WHAT TO WORK ON: Keep the pictures out. Write out every line of the listing exactly.

SUPPLIED ENTRIES:
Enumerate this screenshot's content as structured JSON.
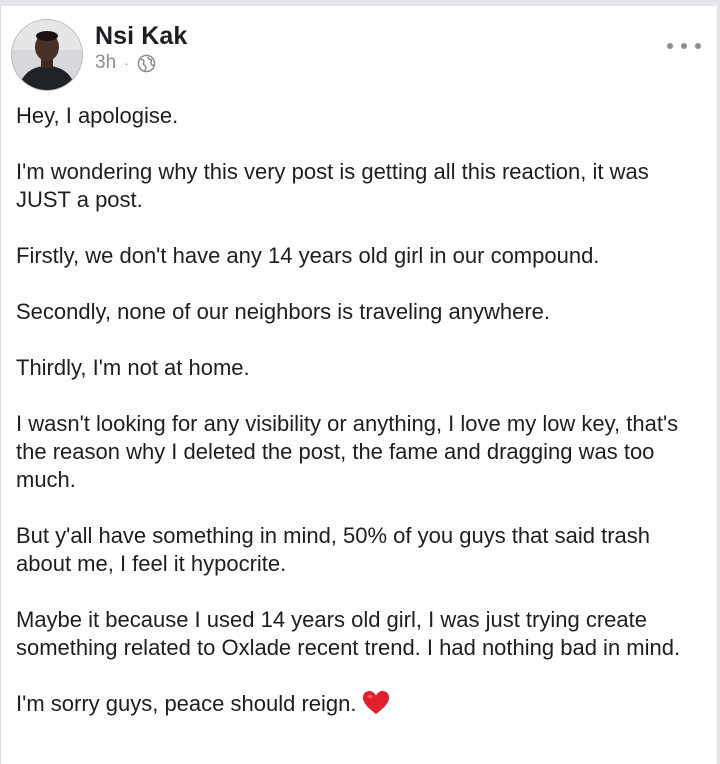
{
  "post": {
    "author": "Nsi Kak",
    "time": "3h",
    "separator": "·",
    "privacy_icon": "globe-icon",
    "more_icon": "more-horizontal-icon",
    "paragraphs": [
      "Hey, I apologise.",
      "I'm wondering why this very post is getting all this reaction, it was JUST a post.",
      "Firstly, we don't have any 14 years old girl in our compound.",
      "Secondly, none of our neighbors is traveling anywhere.",
      "Thirdly, I'm not at home.",
      "I wasn't looking for any visibility or anything, I love my low key, that's the reason why I deleted the post, the fame and dragging was too much.",
      "But y'all have something in mind, 50% of you guys that said trash about me, I feel it hypocrite.",
      "Maybe it because I used 14 years old girl, I was just trying create something related to Oxlade recent trend. I had nothing bad in mind."
    ],
    "closing": "I'm sorry guys, peace should reign.",
    "closing_emoji": "red-heart-icon"
  },
  "colors": {
    "text": "#1c1e21",
    "meta": "#8a8d91",
    "heart": "#e0202b"
  }
}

FINISHED TASK:
Enumerate this screenshot's content as structured JSON.
{
  "post": {
    "author": "Nsi Kak",
    "time": "3h",
    "separator": "·",
    "privacy_icon": "globe-icon",
    "more_icon": "more-horizontal-icon",
    "paragraphs": [
      "Hey, I apologise.",
      "I'm wondering why this very post is getting all this reaction, it was JUST a post.",
      "Firstly, we don't have any 14 years old girl in our compound.",
      "Secondly, none of our neighbors is traveling anywhere.",
      "Thirdly, I'm not at home.",
      "I wasn't looking for any visibility or anything, I love my low key, that's the reason why I deleted the post, the fame and dragging was too much.",
      "But y'all have something in mind, 50% of you guys that said trash about me, I feel it hypocrite.",
      "Maybe it because I used 14 years old girl, I was just trying create something related to Oxlade recent trend. I had nothing bad in mind."
    ],
    "closing": "I'm sorry guys, peace should reign.",
    "closing_emoji": "red-heart-icon"
  },
  "colors": {
    "text": "#1c1e21",
    "meta": "#8a8d91",
    "heart": "#e0202b"
  }
}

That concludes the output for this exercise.